- Miramar’s Process
- What Goes into a Winning Portfolio
- How They Approach Risk
- What Other Risk Managers Don’t Understand
In these turbulent times, sage financial advice is in short supply. To remedy this we decided to sit down with Max Wasserman, founder and senior portfolio manager of Miramar Capital in Chicago. We discussed the areas of risk affecting portfolios right now, and those on the horizon.
At Miramar they do investments the old fashioned way, according to Max. They build portfolios for HNWIs, institutions and foundations. They pick stocks, bonds, do the analyses and construct the portfolio, without outsourcing.
What Miramar’s clients have in common is that they are wealthy and want to stay that way. For the most part, they want the ability to live off the income from their portfolio. Where they tend to diverge is on time horizons. For example, an 80 year old client might have an indefinite time horizon because their children will ultimately be the beneficiaries. On the other hand you could have someone, in their 60’s, who wants to retire and live off their investments. A big part of the job is matching a client’s needs with an appropriate time horizon.
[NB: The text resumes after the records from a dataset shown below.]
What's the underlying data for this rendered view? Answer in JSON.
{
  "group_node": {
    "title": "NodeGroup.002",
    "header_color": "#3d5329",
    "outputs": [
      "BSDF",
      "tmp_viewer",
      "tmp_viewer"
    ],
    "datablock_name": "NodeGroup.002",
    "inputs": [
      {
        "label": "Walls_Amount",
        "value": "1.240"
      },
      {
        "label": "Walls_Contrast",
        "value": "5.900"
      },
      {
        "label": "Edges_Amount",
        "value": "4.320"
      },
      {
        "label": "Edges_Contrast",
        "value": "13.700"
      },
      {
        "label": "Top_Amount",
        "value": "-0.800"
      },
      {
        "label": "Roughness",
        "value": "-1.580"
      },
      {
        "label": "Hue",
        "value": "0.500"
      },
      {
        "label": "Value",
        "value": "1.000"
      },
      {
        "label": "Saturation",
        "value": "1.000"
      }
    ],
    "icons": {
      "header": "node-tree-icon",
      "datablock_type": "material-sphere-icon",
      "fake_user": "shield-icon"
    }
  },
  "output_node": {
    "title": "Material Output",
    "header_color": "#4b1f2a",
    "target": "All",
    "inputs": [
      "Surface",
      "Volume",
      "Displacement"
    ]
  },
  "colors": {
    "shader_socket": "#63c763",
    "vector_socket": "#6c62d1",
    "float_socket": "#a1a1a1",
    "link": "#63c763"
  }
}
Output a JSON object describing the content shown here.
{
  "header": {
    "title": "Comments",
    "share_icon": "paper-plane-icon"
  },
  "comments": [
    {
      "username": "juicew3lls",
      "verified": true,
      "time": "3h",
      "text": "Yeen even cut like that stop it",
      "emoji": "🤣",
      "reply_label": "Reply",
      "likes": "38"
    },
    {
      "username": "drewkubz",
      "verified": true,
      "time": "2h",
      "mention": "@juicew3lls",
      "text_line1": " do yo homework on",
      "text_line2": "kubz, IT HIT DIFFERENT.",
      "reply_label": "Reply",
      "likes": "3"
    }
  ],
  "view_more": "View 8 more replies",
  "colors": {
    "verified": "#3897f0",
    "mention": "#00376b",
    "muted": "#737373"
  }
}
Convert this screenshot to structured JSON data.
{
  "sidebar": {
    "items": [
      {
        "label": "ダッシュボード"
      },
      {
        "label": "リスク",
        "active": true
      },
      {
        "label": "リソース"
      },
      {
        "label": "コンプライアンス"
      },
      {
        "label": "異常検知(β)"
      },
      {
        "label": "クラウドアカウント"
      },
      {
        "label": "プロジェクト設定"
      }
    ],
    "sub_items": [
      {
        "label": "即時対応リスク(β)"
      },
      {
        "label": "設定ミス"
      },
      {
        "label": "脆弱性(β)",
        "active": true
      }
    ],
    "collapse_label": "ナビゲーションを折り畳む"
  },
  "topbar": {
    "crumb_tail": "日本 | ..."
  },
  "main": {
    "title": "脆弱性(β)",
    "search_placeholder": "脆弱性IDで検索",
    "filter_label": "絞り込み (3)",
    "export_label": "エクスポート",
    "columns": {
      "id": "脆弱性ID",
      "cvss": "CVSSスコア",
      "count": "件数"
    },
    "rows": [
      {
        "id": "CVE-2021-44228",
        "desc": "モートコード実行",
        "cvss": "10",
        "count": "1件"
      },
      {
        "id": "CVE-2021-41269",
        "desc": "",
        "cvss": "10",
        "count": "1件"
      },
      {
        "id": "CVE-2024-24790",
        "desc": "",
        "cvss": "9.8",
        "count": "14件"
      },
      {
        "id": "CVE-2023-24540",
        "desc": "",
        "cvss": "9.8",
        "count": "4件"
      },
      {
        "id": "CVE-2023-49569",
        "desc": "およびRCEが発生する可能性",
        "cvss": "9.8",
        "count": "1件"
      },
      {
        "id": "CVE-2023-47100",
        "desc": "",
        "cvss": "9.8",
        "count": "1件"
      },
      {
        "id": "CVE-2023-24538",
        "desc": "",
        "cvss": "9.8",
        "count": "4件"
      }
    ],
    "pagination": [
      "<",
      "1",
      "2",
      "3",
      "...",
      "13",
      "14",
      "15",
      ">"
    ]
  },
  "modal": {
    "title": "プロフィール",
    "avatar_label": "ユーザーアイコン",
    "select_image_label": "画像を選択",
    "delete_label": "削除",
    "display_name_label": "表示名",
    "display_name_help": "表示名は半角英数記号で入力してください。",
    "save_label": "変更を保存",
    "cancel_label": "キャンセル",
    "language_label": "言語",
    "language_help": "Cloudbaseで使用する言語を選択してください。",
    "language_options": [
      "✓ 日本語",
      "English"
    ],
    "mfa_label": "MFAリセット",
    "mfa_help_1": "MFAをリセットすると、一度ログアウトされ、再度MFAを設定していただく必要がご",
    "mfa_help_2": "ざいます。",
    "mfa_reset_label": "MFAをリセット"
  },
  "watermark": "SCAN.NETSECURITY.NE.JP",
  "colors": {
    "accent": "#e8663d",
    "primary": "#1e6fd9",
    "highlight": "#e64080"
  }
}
Once that’s settled, Wasserman looks at their tax considerations, liquidity and income needs. Then they can establish an objective that prioritizes more income or growth or even a combination of both. At this point the appropriate asset allocation becomes clear. However, regardless of individual asset allocation, clients that own stocks, own the best 25-30 dividend-paying stock picks Miramar has on offer.
What Goes into a Winning Portfolio
According to Wasserman, they actually invest in conservative dividend paying stocks. That’s what he considers a good fit for his clients. The average dividend yield in a stock portfolio is 3% and grows about 8-10%. However, while new clients might not get all the picks right away, there is no sub-set, the stock picks are the same 25-30 of Miramar’s best ideas.
How They Approach Risk
Miramar believes their key to success is to never stray from their area of competency. Wasserman admits complete ignorance when it comes to biotech and bitcoin, so his philosophy, and that of his company, is simple; they don’t invest. What they do instead is to narrow the scope to high quality dividend-paying, shareholder-friendly companies. When they look at a company they assess whether it pays a dividend and whether that dividend grows throughout the economic cycle.
Another crucial element for Wasserman and Miramar is how the company talks about risk. People tend to be obsessed with the macro, what is happening in Ukraine, China and how that will impact a stock. However, quite often individual companies are not affected by these outside factors. For Wasserman it’s important to bring it back down to the basic risks that affect the company. This means focusing on the fundamentals, the catalysts, market share growth and debt. They prioritize understanding the philosophy and capital structure of the company, over monitoring macroeconomic conditions, too closely.
What Other Risk Managers Don’t Understand
For the past 10 years or it’s been a bull market, the extent to which that is about to change will come as a shock to a lot of risk managers and financial professionals. There has been zero interest financing for everything. Wasserman points out that this has meant a huge expansion in growth companies, but the landscape has changed drastically.
So when you see a company for example issuing a lot of debt to buy back their stock because the top line revenue is not growing, that’s a red flag for Wasserman. Another one is if companies use too much zero interest financing to run their company.
Most companies will tell you if they’re buying back stock or increasing their dividend. However Miramar likes to get their hands dirty, they look at the cash flow statement to see where the money’s coming in, where it ‘s going out; what’s really happening. Wasserman wants to see how the patient is really doing, not just what they’re telling him. He wants the EKG, he wants the blood work, the whole thing.
Wasserman believes fundamentally that In order to make good picks, you need to understand the cash flow, you need to understand the company’s capital structure. You can’t just watch it on TV.
To hear the full interview and get more from Wasserman, Miramar and his expert insights, watch Investing Counterpoint now.